Most baseball fans and even the Cubs had resigned themselves to most likely not seeing Kyle Schwarber in game action until spring training next year after he suffered a gruesome knee injury in a collision with teammate Dexter Fowler back in early April. Schwarber suffered a fully-torn ACL and LCL in his left leg.

To the surprise of everyone, including manager Joe Maddon, Schwarber was cleared by doctors to play if the Cubs wanted to put him on the World Series roster. So they did. And, boy, are they glad they did it. In preparation, Schwarber saw over 1,000 pitches from machines and pitchers in the Arizona Fall League.

Schwarber essentially crammed for the final exam and unlike most students who do it, it has panned out well thus far. No one was expecting him to look outstanding against Indians ace Corey Kluber in Game 1, but in his first at-bat — his first in the majors since suffering the injury in April — Schwarber worked a 3-1 count before eventually being retired on strikes. Schwarber came back up in the fourth and drilled a Kluber sinker to right field for a two-out double.

In the seventh inning, facing one of the American League’s two scariest left-handed relievers in Andrew Miller, Schwarber worked a full count before drawing a walk. During the regular season, Miller walked exactly one lefty batter. Schwarber made it two. Schwarber would face Miller again in the eighth, going ahead 2-1 before ultimately striking out. He finished 1-for-3 with a walk and a double in the Cubs’ 6-0 loss. Considering the circumstances, that’s amazing.

Schwarber continued his great approach in Game 2 in what turned out to be a 5-1 victory. He struck out against Trevor Bauer in the first inning, but returned to the batter’s box in the third inning and singled up the middle to knock in the Cubs’ second run. Schwarber made it 3-0 in the fifth when he singled up the middle again, this time off of Bryan Shaw, to make it 3-0. Facing Danny Salazar in the sixth, Schwarber drew a four-pitch walk to put runners on first and second base with two outs.

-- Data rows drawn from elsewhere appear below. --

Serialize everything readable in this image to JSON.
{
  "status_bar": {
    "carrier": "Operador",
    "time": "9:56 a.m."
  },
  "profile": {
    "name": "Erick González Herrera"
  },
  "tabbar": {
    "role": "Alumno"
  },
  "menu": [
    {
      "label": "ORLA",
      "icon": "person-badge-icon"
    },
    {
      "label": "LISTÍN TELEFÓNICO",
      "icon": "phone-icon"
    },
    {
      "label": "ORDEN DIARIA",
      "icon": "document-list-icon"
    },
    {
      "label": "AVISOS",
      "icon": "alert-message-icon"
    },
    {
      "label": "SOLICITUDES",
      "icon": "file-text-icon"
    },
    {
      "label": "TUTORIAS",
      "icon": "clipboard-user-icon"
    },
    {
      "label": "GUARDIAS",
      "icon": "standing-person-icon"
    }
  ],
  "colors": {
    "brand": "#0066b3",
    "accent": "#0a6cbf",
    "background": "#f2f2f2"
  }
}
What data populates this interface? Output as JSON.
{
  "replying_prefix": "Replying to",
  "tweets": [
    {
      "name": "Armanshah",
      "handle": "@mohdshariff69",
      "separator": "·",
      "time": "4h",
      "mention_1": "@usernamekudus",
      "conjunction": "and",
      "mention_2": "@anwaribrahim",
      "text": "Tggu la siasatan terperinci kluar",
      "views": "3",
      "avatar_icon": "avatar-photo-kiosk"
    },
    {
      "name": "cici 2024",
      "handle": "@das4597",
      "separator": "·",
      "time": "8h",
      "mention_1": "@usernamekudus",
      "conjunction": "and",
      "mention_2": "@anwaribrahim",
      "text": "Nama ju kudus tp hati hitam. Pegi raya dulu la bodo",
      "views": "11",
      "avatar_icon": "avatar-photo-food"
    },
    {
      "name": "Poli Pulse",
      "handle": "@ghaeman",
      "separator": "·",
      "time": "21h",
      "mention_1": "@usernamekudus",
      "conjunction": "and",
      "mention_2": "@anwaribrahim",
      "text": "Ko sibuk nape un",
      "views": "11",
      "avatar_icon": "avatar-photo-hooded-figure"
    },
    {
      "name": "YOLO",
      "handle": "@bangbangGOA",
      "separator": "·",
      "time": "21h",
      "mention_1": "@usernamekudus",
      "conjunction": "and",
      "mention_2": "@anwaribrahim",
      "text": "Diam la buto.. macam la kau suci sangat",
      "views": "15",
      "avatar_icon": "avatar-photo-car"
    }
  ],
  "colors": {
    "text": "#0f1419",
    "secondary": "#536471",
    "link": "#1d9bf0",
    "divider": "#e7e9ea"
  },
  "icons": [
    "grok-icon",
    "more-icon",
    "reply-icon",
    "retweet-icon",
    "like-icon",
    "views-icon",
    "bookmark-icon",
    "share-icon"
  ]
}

Finally, he struck out against Dan Otero in his eighth-inning at-bat, finishing the evening 2-for-4 with a pair of RBI singles and a walk.

But now, as the Cubs return to Chicago for World Series Games 3, 4, and 5 at Wrigley Field, they have to contest with National League rules, a.k.a. no DH. Will Maddon risk Schwarber’s subpar defense to put his dangerous bat in the lineup? Even if Schwarber is not put in the starting lineup, he can at least serve as a dangerous bat off the bench late in the game when the Indians send out their trio of relievers in Shaw, Miller, and closer Cody Allen. At any rate, what Schwarber has done already in the first two games of the World Series is mighty impressive.